The Zookeeper’s Wife

Sometimes, the time between a movie is planned, shot, edited, scored, promoted and released, its intended meaning changes along with the time it finds itself released upon. There’s no way actress/producer Jessica Chastain and director Niki Caro could have known what was in store for our political landscape of 2017 when the film was first set up in 2013 or when it went in to production in the fall of 2015, and perhaps it’s because of where we are today, with women and their rights under siege daily, that the film has extra adde poignancy and relevancy it may not have had if things turned out differently last November.

Poland, 1939. Antonina Zabinski (Chastain) and her zoologist husband, Dr. Jan Zabinski (Flemish actor Johan Heldenbergh, making his American film debut) are the operators of the Warsaw Zoo, taking loving care its wide menagerie of animals and making it a very special place for them, their animals the citizens of the city. When their country is invaded by the Nazis, Jan and Antonina are stunned as their zoo is seemingly targeted for bombing, then equally flummoxed when they are forced to report to the Reich’s newly appointed chief zoologist, Lutz Heck (Daniel Brühl, “Captain America: Civil War”), who wants to first loot the zoo of its best surviving animals for his own zoo back in Berlin and then use the space to try and breed extinct animals back to life. To fight back on their own terms, Antonina and Jan covertly begin working with the Resistance, putting into action plans to save lives out of what has become the Warsaw Ghetto.

That Jessica Chastain is one of the best actresses of her generation should not surprise anyone.
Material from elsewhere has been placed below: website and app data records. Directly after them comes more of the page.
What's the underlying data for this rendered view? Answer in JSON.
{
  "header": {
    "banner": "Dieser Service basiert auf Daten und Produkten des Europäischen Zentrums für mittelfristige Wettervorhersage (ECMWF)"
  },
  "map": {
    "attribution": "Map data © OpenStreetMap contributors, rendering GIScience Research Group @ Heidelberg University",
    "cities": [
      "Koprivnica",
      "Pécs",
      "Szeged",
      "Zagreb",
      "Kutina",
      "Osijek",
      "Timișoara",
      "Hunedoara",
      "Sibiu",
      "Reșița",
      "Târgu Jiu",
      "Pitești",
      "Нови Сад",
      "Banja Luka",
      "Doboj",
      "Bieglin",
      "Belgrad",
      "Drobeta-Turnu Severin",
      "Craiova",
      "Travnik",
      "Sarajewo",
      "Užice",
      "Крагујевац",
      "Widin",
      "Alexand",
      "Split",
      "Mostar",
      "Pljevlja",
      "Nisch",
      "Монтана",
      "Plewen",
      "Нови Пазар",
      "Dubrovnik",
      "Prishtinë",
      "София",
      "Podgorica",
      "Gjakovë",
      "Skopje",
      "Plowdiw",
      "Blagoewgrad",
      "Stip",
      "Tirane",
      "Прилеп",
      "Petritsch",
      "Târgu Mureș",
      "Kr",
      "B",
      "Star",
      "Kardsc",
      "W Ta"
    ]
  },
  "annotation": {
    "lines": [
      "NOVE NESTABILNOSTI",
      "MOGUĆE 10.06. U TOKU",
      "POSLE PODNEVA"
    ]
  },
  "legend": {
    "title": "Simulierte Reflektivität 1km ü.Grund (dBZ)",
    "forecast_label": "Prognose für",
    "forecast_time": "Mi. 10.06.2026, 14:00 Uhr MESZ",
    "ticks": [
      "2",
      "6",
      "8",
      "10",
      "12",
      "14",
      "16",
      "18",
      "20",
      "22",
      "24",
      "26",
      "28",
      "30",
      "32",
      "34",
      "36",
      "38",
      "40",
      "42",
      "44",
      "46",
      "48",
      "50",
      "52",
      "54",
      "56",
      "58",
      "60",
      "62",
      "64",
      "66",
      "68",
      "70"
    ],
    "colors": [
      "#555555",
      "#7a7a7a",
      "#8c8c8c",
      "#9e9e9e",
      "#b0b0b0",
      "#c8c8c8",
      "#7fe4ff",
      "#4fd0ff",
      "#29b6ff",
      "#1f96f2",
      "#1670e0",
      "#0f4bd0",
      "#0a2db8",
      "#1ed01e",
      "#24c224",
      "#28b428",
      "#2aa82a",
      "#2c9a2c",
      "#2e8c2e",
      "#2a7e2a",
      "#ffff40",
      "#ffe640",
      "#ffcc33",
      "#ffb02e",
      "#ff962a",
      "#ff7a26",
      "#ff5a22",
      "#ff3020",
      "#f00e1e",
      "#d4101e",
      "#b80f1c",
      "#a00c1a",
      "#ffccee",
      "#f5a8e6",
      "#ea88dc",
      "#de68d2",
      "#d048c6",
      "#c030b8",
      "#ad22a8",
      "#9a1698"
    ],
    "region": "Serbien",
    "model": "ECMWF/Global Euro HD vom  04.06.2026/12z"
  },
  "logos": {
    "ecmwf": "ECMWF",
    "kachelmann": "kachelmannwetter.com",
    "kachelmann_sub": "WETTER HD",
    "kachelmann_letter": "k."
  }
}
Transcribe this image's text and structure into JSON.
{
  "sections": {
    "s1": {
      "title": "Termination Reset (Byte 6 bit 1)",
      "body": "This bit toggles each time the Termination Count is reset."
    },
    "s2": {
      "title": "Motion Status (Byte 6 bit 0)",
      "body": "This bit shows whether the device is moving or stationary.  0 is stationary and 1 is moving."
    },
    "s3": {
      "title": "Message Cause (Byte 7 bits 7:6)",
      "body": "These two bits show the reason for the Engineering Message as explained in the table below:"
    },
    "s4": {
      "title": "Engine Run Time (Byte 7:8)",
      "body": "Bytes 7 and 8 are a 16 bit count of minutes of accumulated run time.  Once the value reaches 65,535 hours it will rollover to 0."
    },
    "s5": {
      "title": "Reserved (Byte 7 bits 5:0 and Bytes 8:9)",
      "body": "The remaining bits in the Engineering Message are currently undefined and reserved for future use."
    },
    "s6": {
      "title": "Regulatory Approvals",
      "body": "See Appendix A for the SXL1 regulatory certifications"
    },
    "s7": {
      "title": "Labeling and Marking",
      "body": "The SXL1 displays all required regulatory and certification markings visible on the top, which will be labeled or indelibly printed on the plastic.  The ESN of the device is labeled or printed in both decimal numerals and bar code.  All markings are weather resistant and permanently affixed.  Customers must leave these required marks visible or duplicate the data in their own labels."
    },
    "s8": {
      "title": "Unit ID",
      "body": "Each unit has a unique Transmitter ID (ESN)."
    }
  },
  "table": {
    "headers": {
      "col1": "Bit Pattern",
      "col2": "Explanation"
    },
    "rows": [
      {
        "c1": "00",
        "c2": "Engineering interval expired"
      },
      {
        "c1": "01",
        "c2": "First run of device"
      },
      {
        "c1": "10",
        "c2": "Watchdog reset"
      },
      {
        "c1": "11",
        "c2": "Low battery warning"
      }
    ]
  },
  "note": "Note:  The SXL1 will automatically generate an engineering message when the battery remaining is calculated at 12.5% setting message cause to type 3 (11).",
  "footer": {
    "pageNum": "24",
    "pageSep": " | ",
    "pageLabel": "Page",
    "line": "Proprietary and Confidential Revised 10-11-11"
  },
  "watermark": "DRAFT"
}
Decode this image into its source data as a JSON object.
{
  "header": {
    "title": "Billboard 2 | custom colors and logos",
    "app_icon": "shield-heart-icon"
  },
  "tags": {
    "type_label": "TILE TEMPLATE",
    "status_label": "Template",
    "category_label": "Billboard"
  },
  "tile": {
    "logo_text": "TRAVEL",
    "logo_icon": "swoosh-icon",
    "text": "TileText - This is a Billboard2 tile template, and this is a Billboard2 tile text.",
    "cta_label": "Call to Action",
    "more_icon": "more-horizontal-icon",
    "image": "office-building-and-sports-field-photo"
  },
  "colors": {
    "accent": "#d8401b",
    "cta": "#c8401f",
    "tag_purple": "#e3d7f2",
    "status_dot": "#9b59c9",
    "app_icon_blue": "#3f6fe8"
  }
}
She can seemingly slip in to any role with the effortlessness of cinema’s greatest actresses. Just like Meryl Streep, we always “see” Jessica Chastain no matter what role she’s playing. It’s our ability to accept the actress in the role that matters, and Chastain slips in to the Antonina Zabinski role like we slip in to a t-shirt or camisole. How much she may resemble the real life Zabinski, or how close the movie may hew to the Zabinskis’ life story is immaterial. Her uncomplicated gracefulness makes us instantly accept Zabinski as someone who will get whatever she needs to do get done. She may never have to make as powerful a choice as Sophie Zawistowska, but you can feel Antonina’s pain when she makes an otherwise unconsciable choice in a moment of desperation in the hopes of finding out what happened to her husband, after being injured and captured by the Nazis as Johan moves to the front lines of the Polish underground as a freedom fighter.

Ultimately, “The Zookeeper’s Wife” is a love story. Love of husband and wife. Love of family. Love of life. Love of friends. Love of humanity. Love of animals. And it’s hard to portray the first kind without an actor who can meet an actress like Chastain head-on. Heldenbergh, best known in America for his work as actor and co-writer of the 2012 Oscar-nominated Belgian film “The Broken Circle Breakdown,” is that rare equal who elevates his co-star while making his own breakthrough. Hopefully, it’ll be more than just playing Nazis in Hollywood productions in his future. Brühl, who is almost always exceptional, does a fine job as the as the antagonist here, but it would be nice to not see him play something other than a Nazi (or Hydra) character once in a while. Also a stand-out here is young Israeli actress Shira Haas as Urszula, one of the people the Zabinskis rescue from the Warsaw Ghetto, who slowly blossoms the more she realizes she is safe from the horrors she dealt with under the Nazis.

That Chastain is using the power she’s amassed to bring more females in to significant roles in major productions is to be celebrated, regardless of the times we live in. Niki Caro has proven she deserves to be considered a force to be reckoned with, and the director of “Whale Rider” and “North Country” was probably the best choice to bring this material to life. For while dramas concerning Nazis require deft maneuvering, a less-strong director may have turned the bad guys in to overarching stock caricatures and relied on an excess of violence to make sure we understand just how vile Nazis were. Yes, Nazis were very bad people. There are very few people in the world who do not understand this. So when there are scenes of Nazi atrocities, such as the bombing of the zoo or the rape of Urszula by two Nazi soldiers in the Ghetto, Caro is smart enough to recognize the worst horrors are the ones we do not see but can imagine in our own mind’s eye when presented the aftermath of these actions. A male director may have dwelled on the titillation of the rape scene, but Caro is respectful enough of audiences to not go there. It’s unnecessary to show it, and we are thankful for that.

It would be really stupid to proclaim “The Zookeeper’s Wife” as the best movie of the year this early in the year. There are several hundred more movies coming out in the next nine months, and it’s a near-certainty there will be a handful of truly great movies arriving between now and then, but don’t be surprised to see Ms. Chastain, Ms. Caro and the film get some end of the year love if 2017 turns out to be a not-so-great year for cinema. It’s a well-made film that makes you feel a little bit better about the world when you leave the theatre, and sometimes that’s good enough.

Rating: A